> **Aim of the exercise**
Please show all lines of the records that include "PETRI".
-- Opening Marker --
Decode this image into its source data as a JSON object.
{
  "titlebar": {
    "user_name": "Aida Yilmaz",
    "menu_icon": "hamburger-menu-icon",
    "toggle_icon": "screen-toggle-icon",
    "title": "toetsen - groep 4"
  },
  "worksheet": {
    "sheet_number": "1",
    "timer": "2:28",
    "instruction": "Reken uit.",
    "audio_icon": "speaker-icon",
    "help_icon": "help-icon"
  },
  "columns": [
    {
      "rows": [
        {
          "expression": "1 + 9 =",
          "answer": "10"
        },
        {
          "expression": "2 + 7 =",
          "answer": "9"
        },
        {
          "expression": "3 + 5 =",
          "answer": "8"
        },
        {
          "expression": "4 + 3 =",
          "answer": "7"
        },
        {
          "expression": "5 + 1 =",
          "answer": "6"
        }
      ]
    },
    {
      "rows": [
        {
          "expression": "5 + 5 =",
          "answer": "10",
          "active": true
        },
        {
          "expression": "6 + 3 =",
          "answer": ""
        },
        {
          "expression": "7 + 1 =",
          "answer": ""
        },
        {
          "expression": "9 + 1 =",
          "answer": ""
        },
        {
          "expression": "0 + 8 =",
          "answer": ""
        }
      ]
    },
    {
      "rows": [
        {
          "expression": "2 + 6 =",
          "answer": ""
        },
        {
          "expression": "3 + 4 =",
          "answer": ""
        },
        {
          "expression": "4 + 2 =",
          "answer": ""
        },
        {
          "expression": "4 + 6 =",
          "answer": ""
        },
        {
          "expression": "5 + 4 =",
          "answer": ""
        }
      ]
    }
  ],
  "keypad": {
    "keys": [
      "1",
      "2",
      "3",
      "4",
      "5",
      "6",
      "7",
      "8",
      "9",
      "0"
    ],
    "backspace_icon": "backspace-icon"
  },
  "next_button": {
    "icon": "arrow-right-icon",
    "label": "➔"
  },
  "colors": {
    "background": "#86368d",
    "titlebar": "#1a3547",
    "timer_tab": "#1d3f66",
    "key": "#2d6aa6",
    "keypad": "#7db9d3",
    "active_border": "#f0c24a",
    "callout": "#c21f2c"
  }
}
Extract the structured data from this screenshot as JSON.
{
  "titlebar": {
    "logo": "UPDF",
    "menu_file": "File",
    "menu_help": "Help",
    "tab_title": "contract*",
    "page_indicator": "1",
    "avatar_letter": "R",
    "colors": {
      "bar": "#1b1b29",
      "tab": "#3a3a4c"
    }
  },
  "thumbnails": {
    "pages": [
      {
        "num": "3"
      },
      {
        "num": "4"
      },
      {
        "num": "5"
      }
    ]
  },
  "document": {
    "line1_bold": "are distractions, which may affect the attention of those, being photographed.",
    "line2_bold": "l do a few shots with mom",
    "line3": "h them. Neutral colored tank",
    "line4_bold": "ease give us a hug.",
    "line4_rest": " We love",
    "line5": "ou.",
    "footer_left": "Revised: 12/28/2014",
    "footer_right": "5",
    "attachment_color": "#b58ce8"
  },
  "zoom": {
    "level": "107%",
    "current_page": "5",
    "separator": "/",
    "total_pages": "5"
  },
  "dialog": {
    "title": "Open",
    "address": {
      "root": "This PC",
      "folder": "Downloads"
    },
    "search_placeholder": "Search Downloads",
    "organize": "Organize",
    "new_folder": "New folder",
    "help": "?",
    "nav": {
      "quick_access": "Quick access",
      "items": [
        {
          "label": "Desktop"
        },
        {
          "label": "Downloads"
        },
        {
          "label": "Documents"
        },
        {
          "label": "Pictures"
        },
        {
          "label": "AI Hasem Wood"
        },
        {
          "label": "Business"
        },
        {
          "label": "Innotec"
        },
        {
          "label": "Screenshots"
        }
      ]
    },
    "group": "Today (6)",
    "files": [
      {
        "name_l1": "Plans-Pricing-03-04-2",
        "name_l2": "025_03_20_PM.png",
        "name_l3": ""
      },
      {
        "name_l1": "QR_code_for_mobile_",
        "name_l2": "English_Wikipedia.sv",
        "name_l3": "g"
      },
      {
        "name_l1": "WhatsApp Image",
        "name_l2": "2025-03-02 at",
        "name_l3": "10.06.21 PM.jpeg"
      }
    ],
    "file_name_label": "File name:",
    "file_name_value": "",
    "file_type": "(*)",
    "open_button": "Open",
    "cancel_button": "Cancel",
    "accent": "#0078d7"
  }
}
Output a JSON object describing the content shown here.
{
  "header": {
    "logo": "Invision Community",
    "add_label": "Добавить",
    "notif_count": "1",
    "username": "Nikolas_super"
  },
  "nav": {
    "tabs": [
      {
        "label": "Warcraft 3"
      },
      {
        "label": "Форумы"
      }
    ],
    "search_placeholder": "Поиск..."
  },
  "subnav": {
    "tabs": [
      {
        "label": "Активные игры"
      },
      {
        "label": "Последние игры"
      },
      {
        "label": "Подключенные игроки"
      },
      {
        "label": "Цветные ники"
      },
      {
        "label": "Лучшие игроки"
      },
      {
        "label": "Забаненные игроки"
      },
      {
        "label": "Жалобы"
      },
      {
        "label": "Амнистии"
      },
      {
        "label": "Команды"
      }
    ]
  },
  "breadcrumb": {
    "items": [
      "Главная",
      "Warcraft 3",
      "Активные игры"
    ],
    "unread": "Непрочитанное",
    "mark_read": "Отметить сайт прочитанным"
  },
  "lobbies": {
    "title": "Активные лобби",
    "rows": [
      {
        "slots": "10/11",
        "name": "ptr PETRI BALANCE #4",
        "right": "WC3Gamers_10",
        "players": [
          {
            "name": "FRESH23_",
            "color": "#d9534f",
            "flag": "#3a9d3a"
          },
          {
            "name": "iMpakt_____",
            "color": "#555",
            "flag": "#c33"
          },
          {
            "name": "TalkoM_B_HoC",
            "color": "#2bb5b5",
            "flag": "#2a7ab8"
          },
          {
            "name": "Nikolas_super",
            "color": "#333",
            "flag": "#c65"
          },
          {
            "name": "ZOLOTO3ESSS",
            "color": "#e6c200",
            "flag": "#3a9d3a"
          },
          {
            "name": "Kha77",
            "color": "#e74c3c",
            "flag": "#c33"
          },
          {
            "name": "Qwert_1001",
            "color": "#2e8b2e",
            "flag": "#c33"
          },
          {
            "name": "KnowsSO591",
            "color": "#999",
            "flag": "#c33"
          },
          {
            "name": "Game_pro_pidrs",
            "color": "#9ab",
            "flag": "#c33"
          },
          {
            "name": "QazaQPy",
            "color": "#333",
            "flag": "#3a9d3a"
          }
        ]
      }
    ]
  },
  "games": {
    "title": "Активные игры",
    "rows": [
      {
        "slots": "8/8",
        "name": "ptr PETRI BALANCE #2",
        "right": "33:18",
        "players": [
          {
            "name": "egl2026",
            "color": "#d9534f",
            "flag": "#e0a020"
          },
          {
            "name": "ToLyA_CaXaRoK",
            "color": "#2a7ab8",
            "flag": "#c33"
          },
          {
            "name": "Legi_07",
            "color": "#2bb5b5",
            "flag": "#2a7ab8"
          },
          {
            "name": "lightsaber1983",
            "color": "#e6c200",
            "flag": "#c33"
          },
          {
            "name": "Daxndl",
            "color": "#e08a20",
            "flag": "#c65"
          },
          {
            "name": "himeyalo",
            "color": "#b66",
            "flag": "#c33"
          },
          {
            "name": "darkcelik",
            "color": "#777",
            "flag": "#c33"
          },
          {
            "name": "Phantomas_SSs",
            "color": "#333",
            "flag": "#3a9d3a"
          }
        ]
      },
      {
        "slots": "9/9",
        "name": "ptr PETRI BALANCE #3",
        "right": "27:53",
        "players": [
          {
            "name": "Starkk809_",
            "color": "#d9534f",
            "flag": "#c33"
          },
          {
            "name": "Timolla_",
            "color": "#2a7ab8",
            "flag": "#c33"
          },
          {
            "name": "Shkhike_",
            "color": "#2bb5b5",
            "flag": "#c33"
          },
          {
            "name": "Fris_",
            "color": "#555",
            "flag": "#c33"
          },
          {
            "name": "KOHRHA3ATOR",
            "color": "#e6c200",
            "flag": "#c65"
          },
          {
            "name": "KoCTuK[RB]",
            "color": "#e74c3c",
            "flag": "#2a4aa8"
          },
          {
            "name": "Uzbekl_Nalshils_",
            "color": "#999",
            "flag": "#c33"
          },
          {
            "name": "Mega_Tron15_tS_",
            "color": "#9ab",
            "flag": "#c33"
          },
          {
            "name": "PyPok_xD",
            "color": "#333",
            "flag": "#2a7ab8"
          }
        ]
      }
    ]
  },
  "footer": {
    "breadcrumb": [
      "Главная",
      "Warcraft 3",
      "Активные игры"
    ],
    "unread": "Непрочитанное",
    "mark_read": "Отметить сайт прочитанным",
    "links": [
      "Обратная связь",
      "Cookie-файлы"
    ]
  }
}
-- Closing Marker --
> **Finished exercise**
        "name": "ptr PETRI BALANCE #4",
        "name": "ptr PETRI BALANCE #2",
        "name": "ptr PETRI BALANCE #3",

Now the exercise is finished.